## Problem statement
Every line below that contains "offset" is to be copied.

[Material for this task — start]

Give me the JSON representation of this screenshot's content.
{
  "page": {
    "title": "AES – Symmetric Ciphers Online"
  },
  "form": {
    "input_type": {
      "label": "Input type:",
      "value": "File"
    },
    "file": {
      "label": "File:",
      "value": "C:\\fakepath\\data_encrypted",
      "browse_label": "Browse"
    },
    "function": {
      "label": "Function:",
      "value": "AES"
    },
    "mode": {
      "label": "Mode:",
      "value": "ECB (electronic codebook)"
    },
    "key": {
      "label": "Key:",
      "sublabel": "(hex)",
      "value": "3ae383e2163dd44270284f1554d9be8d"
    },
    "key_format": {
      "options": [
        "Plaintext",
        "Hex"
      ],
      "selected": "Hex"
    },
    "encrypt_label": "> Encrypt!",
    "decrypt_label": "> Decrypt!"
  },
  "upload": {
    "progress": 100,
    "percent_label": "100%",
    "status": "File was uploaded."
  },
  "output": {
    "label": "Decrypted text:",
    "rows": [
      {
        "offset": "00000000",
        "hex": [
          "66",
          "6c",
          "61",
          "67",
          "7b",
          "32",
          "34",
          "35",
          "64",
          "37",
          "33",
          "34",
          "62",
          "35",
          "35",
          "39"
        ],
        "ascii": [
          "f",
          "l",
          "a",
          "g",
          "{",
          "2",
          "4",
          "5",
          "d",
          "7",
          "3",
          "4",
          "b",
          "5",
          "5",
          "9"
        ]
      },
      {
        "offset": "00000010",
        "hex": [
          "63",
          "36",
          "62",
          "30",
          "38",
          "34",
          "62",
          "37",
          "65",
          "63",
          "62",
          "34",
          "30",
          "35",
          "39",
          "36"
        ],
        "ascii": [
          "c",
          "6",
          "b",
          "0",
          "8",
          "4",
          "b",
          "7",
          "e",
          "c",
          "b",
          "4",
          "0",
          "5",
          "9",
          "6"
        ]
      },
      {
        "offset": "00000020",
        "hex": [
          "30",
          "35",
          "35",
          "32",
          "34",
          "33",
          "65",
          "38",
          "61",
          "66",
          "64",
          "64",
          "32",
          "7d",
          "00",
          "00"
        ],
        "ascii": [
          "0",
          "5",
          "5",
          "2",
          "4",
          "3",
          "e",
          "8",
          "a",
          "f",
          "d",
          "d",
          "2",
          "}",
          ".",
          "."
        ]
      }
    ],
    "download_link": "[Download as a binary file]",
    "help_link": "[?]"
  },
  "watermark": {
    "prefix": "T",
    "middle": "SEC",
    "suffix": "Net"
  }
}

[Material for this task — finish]

## Task solution
        "offset": "00000000",
        "offset": "00000010",
        "offset": "00000020",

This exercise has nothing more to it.